* _Exercise requirements_:
Check each line of the material below for "link", then copy the ones that contain it.
(Excerpted records Opens)
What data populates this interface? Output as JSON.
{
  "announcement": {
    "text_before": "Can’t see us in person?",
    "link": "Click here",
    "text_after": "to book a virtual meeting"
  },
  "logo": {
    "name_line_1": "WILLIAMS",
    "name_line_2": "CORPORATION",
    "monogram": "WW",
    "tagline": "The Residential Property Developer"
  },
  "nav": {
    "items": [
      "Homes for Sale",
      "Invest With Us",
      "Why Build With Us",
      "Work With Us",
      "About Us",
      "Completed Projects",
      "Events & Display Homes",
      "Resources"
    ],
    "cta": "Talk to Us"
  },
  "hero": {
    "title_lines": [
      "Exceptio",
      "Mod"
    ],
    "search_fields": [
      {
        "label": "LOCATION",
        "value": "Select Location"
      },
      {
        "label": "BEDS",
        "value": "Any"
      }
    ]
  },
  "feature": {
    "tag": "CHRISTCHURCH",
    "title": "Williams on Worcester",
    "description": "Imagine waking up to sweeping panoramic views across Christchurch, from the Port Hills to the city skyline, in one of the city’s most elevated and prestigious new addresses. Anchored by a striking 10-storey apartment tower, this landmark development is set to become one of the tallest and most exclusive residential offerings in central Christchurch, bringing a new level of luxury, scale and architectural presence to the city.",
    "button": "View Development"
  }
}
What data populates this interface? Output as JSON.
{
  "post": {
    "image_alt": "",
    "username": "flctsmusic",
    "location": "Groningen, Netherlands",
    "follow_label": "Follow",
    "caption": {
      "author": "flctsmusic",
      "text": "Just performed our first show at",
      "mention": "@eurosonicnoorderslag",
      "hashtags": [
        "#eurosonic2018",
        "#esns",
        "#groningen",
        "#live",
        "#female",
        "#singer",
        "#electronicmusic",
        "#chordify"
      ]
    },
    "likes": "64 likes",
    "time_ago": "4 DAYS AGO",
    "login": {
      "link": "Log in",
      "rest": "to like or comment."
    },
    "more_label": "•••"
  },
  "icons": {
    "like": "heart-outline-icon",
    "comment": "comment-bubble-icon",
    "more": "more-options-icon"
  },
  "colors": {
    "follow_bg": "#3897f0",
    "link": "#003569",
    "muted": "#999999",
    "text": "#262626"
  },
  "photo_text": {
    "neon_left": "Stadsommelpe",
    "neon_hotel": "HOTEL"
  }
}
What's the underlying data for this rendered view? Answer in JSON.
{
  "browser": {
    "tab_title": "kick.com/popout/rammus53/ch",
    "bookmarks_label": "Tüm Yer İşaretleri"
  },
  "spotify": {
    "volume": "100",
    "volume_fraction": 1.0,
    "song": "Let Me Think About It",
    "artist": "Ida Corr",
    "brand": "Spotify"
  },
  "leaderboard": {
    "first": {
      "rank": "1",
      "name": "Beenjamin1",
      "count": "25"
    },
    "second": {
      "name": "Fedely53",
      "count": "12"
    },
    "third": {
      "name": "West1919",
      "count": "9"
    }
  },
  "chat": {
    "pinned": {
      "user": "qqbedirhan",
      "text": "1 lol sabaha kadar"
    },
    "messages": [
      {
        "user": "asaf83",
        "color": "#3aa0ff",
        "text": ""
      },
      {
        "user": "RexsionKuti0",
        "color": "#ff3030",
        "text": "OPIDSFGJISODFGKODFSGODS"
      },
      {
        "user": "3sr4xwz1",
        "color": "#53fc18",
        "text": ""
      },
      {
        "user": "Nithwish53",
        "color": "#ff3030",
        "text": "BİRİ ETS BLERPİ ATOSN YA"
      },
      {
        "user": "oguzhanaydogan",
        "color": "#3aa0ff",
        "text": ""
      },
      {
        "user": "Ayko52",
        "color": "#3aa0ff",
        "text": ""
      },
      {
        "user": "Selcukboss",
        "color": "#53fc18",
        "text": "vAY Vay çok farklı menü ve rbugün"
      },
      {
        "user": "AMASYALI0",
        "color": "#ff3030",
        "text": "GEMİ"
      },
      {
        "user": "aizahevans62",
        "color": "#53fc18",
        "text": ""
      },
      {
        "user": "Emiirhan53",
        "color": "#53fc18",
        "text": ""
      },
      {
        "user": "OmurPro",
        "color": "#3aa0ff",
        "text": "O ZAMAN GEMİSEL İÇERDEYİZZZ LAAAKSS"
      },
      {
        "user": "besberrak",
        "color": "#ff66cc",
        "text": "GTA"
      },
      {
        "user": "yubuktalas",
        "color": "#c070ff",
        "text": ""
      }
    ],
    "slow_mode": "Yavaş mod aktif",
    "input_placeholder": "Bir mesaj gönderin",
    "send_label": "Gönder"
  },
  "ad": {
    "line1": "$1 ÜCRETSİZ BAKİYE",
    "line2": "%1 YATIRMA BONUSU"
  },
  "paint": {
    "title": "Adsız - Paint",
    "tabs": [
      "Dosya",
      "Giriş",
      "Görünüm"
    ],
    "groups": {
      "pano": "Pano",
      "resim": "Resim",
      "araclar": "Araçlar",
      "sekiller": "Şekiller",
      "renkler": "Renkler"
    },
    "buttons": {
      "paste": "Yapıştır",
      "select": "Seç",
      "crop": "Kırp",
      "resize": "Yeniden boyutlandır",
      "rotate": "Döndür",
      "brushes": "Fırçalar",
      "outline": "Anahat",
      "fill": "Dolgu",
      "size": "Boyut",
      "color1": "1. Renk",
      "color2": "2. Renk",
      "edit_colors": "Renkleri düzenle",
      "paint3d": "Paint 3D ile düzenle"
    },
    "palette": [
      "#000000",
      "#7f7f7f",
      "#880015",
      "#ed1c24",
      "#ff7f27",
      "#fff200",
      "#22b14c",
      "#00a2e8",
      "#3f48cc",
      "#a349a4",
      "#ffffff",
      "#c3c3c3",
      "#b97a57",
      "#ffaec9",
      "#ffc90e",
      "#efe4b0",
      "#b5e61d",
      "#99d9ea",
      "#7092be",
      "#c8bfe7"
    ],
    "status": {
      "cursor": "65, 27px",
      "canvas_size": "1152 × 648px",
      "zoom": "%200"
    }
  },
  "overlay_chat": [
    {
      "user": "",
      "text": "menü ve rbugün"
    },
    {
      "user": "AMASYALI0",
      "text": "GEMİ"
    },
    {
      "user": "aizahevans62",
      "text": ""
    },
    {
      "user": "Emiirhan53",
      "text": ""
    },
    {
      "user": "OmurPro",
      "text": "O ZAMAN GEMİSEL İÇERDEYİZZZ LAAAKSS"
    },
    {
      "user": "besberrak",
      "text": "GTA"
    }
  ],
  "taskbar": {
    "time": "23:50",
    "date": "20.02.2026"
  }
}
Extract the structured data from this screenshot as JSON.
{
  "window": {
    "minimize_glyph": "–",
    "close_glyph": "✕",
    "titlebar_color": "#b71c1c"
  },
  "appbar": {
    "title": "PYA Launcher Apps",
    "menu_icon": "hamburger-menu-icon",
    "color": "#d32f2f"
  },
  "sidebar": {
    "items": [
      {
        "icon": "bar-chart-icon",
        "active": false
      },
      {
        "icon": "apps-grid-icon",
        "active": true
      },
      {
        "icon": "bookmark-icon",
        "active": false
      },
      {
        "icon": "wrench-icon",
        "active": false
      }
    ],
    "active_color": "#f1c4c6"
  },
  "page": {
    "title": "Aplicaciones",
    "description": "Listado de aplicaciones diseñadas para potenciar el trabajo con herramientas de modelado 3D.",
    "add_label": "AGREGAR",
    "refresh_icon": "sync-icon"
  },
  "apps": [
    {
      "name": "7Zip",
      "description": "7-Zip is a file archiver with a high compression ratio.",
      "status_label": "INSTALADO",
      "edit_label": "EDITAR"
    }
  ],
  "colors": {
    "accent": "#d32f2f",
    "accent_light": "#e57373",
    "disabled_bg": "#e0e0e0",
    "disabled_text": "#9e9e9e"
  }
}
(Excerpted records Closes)
* _Result of this task_:
    "link": "Click here",
      "link": "Log in",
    "link": "#003569",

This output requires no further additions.